This February marked the 20th anniversary of Black History Month, first introduced through a motion in the House of Commons in 1995 by Jean Augustine, the first black woman elected to Parliament.
According to the Government of Canada’s website, Black History Month, “celebrates the many achievements and contributions of black Canadians who, throughout history, have done so much to make Canada the culturally diverse, compassionate, and prosperous nation it is today.”
Several clubs at Brock organized a variety of events to celebrate Black History Month and brought awareness about issues surrounding perceptions of black people and racism.
The Brock East African Student Association (BEASA), hosted an open mic night on Feb. 3 which showcased the student talent at Brock and featured some African dancing and spoken word performances dealing with black issues. The club also screened the documentary The Black Power Mixtape on Feb. 25 that highlighted the Black Power movement in the 60s and prominent black rights activists. There was also a discussion after the movie about the power of voices and speaking up.
“There are things that happened in the 60s that are still relevant today and it’s important to shed light on these issues,” said Sarah Ibrahim, President of BEASA. “We have the power to build and destroy a community with our voices.”
The Brock University Ghana Association (BUGA) collaborated with Young, Black, and Educated (YBE) to run a Black Beauty Campaign which talked about beauty, racism, and black empowerment.
“In western society, European standards of beauty are the epitome of beauty but this is a falsified notion,” said Kattawe Henry, founder of YBE. “We wanted to promote black beauty and black features on campus and remind students that black is beautiful. It is so important to encourage that discourse to everyone so they can expand their ideas of beauty. We wanted to ask how and why blackness is removed from the beauty ideals of society.”

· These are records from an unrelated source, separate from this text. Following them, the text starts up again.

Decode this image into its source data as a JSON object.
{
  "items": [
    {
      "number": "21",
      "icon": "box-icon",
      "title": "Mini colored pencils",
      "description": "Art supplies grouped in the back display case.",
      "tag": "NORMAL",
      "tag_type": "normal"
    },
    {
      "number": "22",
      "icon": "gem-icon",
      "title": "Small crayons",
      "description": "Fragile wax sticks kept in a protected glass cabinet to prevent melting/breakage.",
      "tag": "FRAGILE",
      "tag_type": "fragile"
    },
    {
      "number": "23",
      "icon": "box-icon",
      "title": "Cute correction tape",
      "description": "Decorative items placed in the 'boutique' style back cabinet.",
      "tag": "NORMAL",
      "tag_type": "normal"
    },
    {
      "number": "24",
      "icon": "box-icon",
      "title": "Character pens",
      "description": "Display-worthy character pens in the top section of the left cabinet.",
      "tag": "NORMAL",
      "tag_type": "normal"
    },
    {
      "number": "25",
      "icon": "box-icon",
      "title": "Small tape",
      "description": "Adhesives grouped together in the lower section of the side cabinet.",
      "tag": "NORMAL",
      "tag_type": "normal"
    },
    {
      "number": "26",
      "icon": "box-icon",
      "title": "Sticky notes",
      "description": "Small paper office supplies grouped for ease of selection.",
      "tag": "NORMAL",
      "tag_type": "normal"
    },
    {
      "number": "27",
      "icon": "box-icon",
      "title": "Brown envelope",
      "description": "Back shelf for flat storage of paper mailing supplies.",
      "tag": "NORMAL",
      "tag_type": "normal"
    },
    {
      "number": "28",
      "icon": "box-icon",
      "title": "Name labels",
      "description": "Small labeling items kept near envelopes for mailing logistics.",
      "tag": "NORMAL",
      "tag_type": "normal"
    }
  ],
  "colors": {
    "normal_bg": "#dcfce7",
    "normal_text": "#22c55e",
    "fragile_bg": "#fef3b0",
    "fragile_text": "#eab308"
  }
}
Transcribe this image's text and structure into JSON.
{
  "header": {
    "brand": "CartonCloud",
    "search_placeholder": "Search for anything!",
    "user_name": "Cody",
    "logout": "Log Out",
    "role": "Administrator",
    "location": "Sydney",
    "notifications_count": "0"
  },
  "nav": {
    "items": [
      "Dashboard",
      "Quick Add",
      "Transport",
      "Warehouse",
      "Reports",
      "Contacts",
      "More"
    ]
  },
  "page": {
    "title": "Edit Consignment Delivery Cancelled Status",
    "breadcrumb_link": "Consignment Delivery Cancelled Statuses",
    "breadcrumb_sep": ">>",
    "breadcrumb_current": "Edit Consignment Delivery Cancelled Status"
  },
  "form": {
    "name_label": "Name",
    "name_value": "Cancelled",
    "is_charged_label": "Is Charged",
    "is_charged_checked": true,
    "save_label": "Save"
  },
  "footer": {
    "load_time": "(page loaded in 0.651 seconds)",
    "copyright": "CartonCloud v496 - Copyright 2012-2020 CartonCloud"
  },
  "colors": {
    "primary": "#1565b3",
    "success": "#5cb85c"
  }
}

Despite the fact that this year saw the 20th anniversary of Black History Month, a significant landmark, there was very little response or effort from the university itself to acknowledge this celebration. Black History Month is important because it attempts to create a more inclusive Canadian culture by emphasizing its diversity as well as raising awareness for a group of people that have suffered, and are still suffering, from racism and devaluation.
“If you look at the history of black people, we have not had the opportunity to be in the mainstream culture. We’re always a sect, an other,” said Sheiba Manso. “Until [black culture] gets celebrated as a part of Canadian culture as a whole, it needs to be emphasized even more.”
The fact that Brock has such a variety of clubs and students passionate about these issues is a testament to its diversity. Unfortunately, racism, especially in the form of insensitive comments and actions, still persists on campus. Just last year, the Blackface incident caused a social media scandal and, to many, suggested that the university is not doing its part to raise awareness and properly educate students. Clubs such as BEASA, BUGA, YBE, and the Roots African Caribbean Society are making a great effort in holding events not just in February, but throughout the year that celebrate the history and culture of black people, so there are plenty of opportunities for Brock students to truly educate themselves.
“It would be nice if people felt comfortable enough to come to Black History events, even if they’re not black,” said Manso.
Last year, the United Nations declared the decade of 2015 to 2024 the International Decade for People of African Descent. It’s purpose is to, “underline the important contribution made by people of African descent to our societies and to propose concrete measures to promote their full inclusion and to combat racism, racial discrimination, xenophobia, and related intolerances.”
As the generation which is about to enter the workforce and make its way into positions of power and influence, it is our responsibility as university students, whatever our race, to recognize and participate in these efforts. Perhaps we can one day say to our children that we were the enlightened generation that put an end to racism.